- [Your instructions]:
Go through each line of the records below and count those with the word "Tablero"; give only the total.

»»

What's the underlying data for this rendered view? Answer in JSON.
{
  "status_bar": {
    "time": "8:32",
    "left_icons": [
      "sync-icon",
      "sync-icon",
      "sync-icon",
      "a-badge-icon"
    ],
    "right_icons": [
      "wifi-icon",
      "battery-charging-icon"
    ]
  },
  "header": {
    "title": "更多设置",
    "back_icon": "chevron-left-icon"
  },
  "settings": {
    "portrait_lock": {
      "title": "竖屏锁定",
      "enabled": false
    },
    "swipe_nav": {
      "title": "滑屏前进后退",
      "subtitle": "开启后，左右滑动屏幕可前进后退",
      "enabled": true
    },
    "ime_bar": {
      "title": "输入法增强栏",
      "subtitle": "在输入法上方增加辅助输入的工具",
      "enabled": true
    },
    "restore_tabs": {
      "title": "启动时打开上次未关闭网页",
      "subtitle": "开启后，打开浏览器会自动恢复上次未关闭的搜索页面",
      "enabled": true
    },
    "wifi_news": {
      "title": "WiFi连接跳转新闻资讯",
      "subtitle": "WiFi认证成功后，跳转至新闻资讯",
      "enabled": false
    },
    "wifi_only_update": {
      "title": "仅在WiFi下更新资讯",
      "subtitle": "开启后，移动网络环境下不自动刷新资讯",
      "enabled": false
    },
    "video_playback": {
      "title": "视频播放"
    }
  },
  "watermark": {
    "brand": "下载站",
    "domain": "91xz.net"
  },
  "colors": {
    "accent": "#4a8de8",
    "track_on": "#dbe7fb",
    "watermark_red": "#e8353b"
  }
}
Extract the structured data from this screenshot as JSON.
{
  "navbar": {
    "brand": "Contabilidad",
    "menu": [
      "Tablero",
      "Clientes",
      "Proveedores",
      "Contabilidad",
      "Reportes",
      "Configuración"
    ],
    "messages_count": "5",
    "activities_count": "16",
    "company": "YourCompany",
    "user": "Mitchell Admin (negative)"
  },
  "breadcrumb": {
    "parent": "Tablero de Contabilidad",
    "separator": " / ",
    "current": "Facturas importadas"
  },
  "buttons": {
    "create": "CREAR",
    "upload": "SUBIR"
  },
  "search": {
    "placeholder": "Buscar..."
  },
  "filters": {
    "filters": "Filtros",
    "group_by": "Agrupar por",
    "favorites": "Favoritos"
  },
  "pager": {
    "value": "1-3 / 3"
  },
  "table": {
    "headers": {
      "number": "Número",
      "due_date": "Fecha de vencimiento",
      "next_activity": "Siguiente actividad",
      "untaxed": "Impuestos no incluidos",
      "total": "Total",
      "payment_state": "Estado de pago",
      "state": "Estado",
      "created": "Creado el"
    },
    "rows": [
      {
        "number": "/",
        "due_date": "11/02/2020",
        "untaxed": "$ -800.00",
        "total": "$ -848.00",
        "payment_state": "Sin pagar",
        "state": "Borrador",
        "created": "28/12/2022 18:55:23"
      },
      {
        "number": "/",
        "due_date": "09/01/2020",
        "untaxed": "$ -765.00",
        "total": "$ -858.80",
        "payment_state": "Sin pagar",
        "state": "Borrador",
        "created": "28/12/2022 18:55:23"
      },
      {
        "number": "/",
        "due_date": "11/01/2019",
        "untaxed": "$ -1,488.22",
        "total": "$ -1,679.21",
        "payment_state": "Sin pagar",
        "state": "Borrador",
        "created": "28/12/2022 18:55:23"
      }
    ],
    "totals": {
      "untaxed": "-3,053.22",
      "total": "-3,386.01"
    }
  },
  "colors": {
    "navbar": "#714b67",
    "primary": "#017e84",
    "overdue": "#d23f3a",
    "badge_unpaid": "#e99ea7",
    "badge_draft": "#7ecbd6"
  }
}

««

- [Solution to this task]:
2